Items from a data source
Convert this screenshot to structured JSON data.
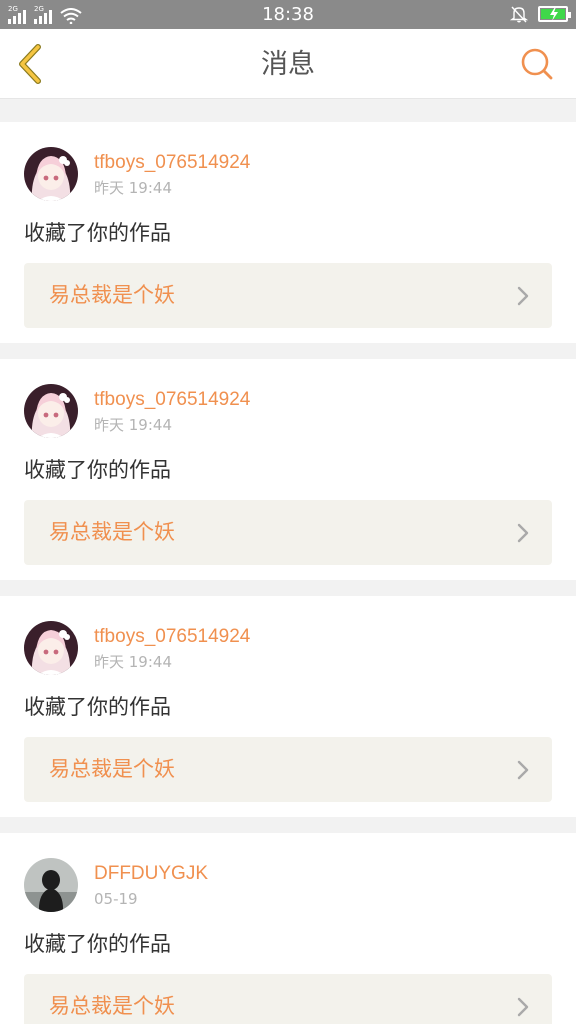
{
  "status_bar": {
    "time": "18:38",
    "sim1_tag": "2G",
    "sim2_tag": "2G",
    "battery_color": "#3fd84a"
  },
  "header": {
    "title": "消息",
    "back_icon": "chevron-left-icon",
    "search_icon": "search-icon",
    "accent_color": "#f0904f"
  },
  "messages": [
    {
      "username": "tfboys_076514924",
      "time": "昨天 19:44",
      "action": "收藏了你的作品",
      "work_title": "易总裁是个妖",
      "avatar": "anime-girl"
    },
    {
      "username": "tfboys_076514924",
      "time": "昨天 19:44",
      "action": "收藏了你的作品",
      "work_title": "易总裁是个妖",
      "avatar": "anime-girl"
    },
    {
      "username": "tfboys_076514924",
      "time": "昨天 19:44",
      "action": "收藏了你的作品",
      "work_title": "易总裁是个妖",
      "avatar": "anime-girl"
    },
    {
      "username": "DFFDUYGJK",
      "time": "05-19",
      "action": "收藏了你的作品",
      "work_title": "易总裁是个妖",
      "avatar": "dark-silhouette"
    }
  ]
}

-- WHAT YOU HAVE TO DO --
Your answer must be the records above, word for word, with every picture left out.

-- RESPONSE TO THIS TASK --
Convert this screenshot to structured JSON data.
{
  "status_bar": {
    "time": "18:38",
    "sim1_tag": "2G",
    "sim2_tag": "2G",
    "battery_color": "#3fd84a"
  },
  "header": {
    "title": "消息",
    "back_icon": "chevron-left-icon",
    "search_icon": "search-icon",
    "accent_color": "#f0904f"
  },
  "messages": [
    {
      "username": "tfboys_076514924",
      "time": "昨天 19:44",
      "action": "收藏了你的作品",
      "work_title": "易总裁是个妖",
      "avatar": "anime-girl"
    },
    {
      "username": "tfboys_076514924",
      "time": "昨天 19:44",
      "action": "收藏了你的作品",
      "work_title": "易总裁是个妖",
      "avatar": "anime-girl"
    },
    {
      "username": "tfboys_076514924",
      "time": "昨天 19:44",
      "action": "收藏了你的作品",
      "work_title": "易总裁是个妖",
      "avatar": "anime-girl"
    },
    {
      "username": "DFFDUYGJK",
      "time": "05-19",
      "action": "收藏了你的作品",
      "work_title": "易总裁是个妖",
      "avatar": "dark-silhouette"
    }
  ]
}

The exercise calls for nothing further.